Blackmon was charged in September 2002 after two eyewitnesses named Frencshun Reece and Lisa McDowell identified him as as one of two shooters in the murder of Tony Cox on July 4 of the same year. These eyewitness accounts from strangers at the scene were crucial in his eventual conviction.

At a hearing on the innocence certificate Tuesday, Blackmon’s lawyers called Geoffrey Loftus, an expert in human perception and memory, to question the validity of these eyewitness accounts. Loftus testified at the hearing that a number of factors could have made it more difficult for the witnesses to remember the shooters’ appearances, including the stress of the situation and the fact that neither of them knew him. He further explained that police lineups may have affected the witnesses’ memory of the shooting.

Reece has since recanted her testimony, but the State plans to call McDowell to testify again.
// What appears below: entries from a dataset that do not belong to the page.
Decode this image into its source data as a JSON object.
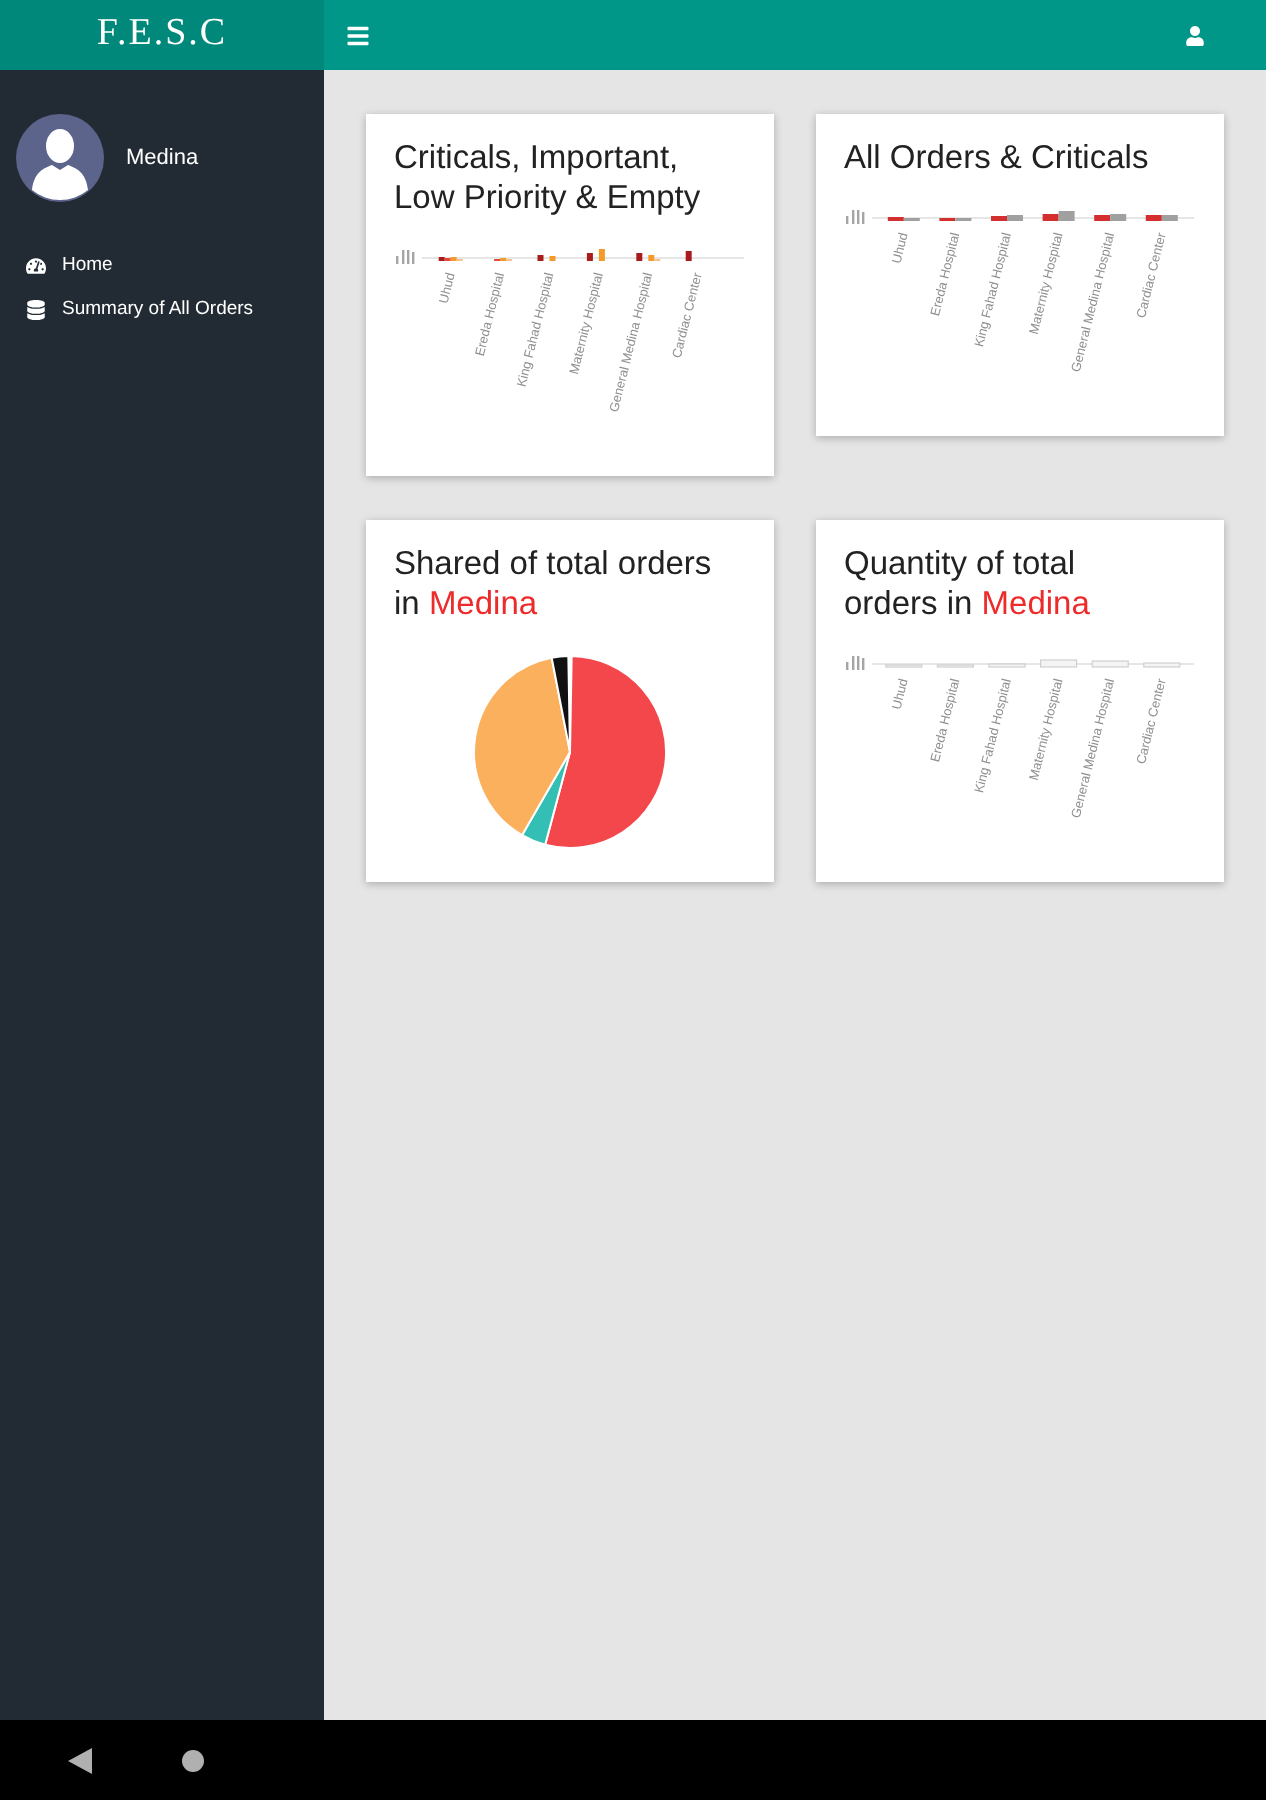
{
  "header": {
    "title": "F.E.S.C"
  },
  "sidebar": {
    "user": {
      "name": "Medina"
    },
    "items": [
      {
        "label": "Home"
      },
      {
        "label": "Summary of All Orders"
      }
    ]
  },
  "cards": [
    {
      "kind": "priority",
      "title": "Criticals, Important, Low Priority & Empty",
      "axis_labels": [
        "Uhud",
        "Ereda Hospital",
        "King Fahad Hospital",
        "Maternity Hospital",
        "General Medina Hospital",
        "Cardiac Center"
      ]
    },
    {
      "kind": "orders",
      "title": "All Orders & Criticals",
      "axis_labels": [
        "Uhud",
        "Ereda Hospital",
        "King Fahad Hospital",
        "Maternity Hospital",
        "General Medina Hospital",
        "Cardiac Center"
      ]
    },
    {
      "kind": "share",
      "title": "Shared of total orders in",
      "title_highlight": "Medina"
    },
    {
      "kind": "quantity",
      "title": "Quantity of total orders in",
      "title_highlight": "Medina",
      "axis_labels": [
        "Uhud",
        "Ereda Hospital",
        "King Fahad Hospital",
        "Maternity Hospital",
        "General Medina Hospital",
        "Cardiac Center"
      ]
    }
  ]
}
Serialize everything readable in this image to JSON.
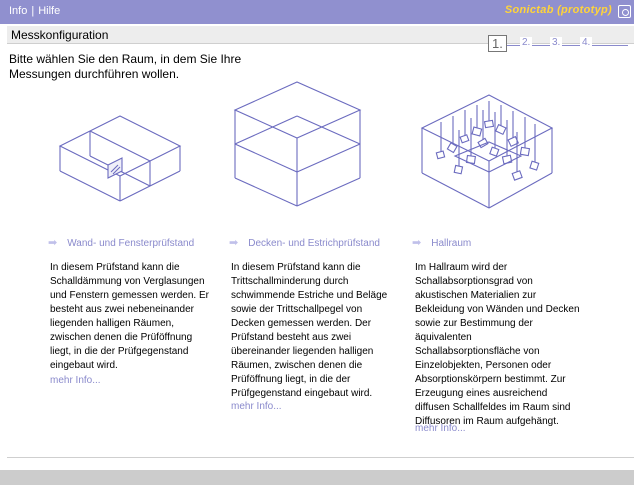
{
  "menu": {
    "info": "Info",
    "separator": "|",
    "help": "Hilfe"
  },
  "brand": "Sonictab (prototyp)",
  "page_title": "Messkonfiguration",
  "steps": [
    "1.",
    "2.",
    "3.",
    "4."
  ],
  "intro": "Bitte wählen Sie den Raum, in dem Sie Ihre Messungen durchführen wollen.",
  "options": [
    {
      "title": "Wand- und Fensterprüfstand",
      "description": "In diesem Prüfstand kann die Schalldämmung von Verglasungen und Fenstern gemessen werden. Er besteht aus zwei nebeneinander liegenden halligen Räumen, zwischen denen die Prüföffnung liegt, in die der Prüfgegenstand eingebaut wird.",
      "more": "mehr Info..."
    },
    {
      "title": "Decken- und Estrichprüfstand",
      "description": "In diesem Prüfstand kann die Trittschallminderung durch schwimmende Estriche und Beläge sowie der Trittschallpegel von Decken gemessen werden. Der Prüfstand besteht aus zwei übereinander liegenden halligen Räumen, zwischen denen die Prüföffnung liegt, in die der Prüfgegenstand eingebaut wird.",
      "more": "mehr Info..."
    },
    {
      "title": "Hallraum",
      "description": "Im Hallraum wird der Schallabsorptionsgrad von akustischen Materialien zur Bekleidung von Wänden und Decken sowie zur Bestimmung der äquivalenten Schallabsorptionsfläche von Einzelobjekten, Personen oder Absorptionskörpern bestimmt. Zur Erzeugung eines ausreichend diffusen Schallfeldes im Raum sind Diffusoren im Raum aufgehängt.",
      "more": "mehr Info..."
    }
  ],
  "icons": {
    "option_arrow": "arrow-right-icon",
    "corner": "help-circle-icon"
  },
  "colors": {
    "topbar": "#9090cf",
    "accent": "#8a8acc",
    "brand": "#ffd43a",
    "line_art": "#6b6bbf"
  }
}
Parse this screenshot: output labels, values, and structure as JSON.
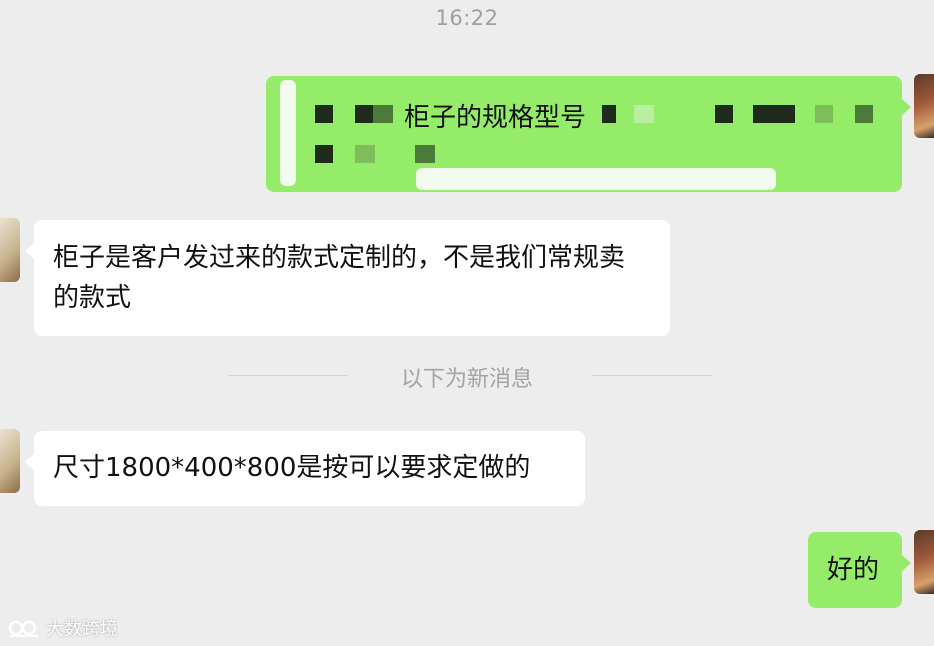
{
  "chat": {
    "timestamp": "16:22",
    "messages": [
      {
        "id": "m1",
        "direction": "outgoing",
        "visible_text": "柜子的规格型号",
        "redacted": true
      },
      {
        "id": "m2",
        "direction": "incoming",
        "text": "柜子是客户发过来的款式定制的，不是我们常规卖的款式"
      },
      {
        "id": "m3",
        "direction": "incoming",
        "text": "尺寸1800*400*800是按可以要求定做的"
      },
      {
        "id": "m4",
        "direction": "outgoing",
        "text": "好的"
      }
    ],
    "divider": {
      "label": "以下为新消息"
    }
  },
  "watermark": {
    "text": "大数跨境"
  },
  "colors": {
    "background": "#ededed",
    "outgoing_bubble": "#95ec69",
    "incoming_bubble": "#ffffff",
    "meta_text": "#9e9e9e"
  }
}
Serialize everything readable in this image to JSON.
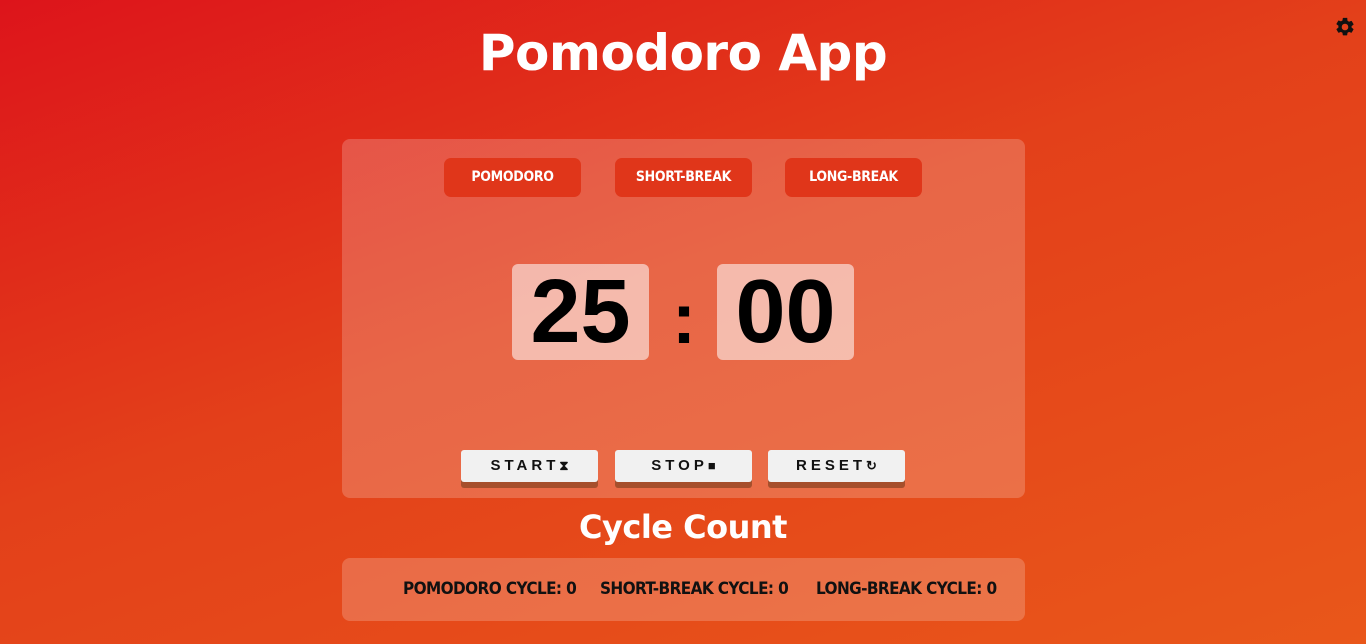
{
  "app": {
    "title": "Pomodoro App",
    "settings_icon": "gear-icon"
  },
  "modes": [
    {
      "label": "POMODORO"
    },
    {
      "label": "SHORT-BREAK"
    },
    {
      "label": "LONG-BREAK"
    }
  ],
  "timer": {
    "minutes": "25",
    "separator": ":",
    "seconds": "00"
  },
  "controls": {
    "start_label": "START",
    "start_icon": "⧗",
    "stop_label": "STOP",
    "stop_icon": "■",
    "reset_label": "RESET",
    "reset_icon": "↻"
  },
  "cycles": {
    "title": "Cycle Count",
    "pomodoro": "POMODORO CYCLE: 0",
    "short_break": "SHORT-BREAK CYCLE: 0",
    "long_break": "LONG-BREAK CYCLE: 0"
  },
  "colors": {
    "accent": "#e0361a",
    "background_start": "#dd141b",
    "background_end": "#e9571a"
  }
}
Cook County Circuit Judge LeRoy K. Martin, Jr., reluctantly delayed a decision on the innocence petition until at least February, so McDowell and a state expert can testify.

“I really don’t want to put the case off that long,” Martin said Tuesday, before agreeing to a late January status hearing.

Blackmon, who is now a paralegal at the MacArthur Justice Center, testified Tuesday that he was at the barbecue from 2 p.m. until at least 10 p.m. that night, and that the alibi witnesses he collected during his time in prison corroborate his story. He also recalled that his car would not start when he went to leave because he had been playing music through the speakers all day and drained the battery.

During cross-examination, Kuhn questioned Blackmon in detail about his time at the barbecue, focusing in particular on when people arrived and left. Blackmon, who is currently studying at Northeastern Illinois University and hopes to become a lawyer, appeared confident and directly pushed back on the framing of Kuhn’s line of questioning on one occasion.

The state’s attorney’s office declined to comment to Injustice Watch because the case is pending.

The hearing came less than a month after decorated wrongful conviction attorney Karen Daniel, one of the lead lawyers on Blackmon’s case, was struck by a car and killed while walking her dog. Ronald Safer, another one of Blackmon’s lawyers, said that she was “the moving force behind getting a certificate of innocence for Eric.”

Safer seemed uncertain about why the state’s attorney’s office chose to oppose Blackmon’s request, but, in a phone call prior to the hearing, insisted that Kimberly Foxx’s administration was “light years ahead of any other we have had in Cook County for decades.”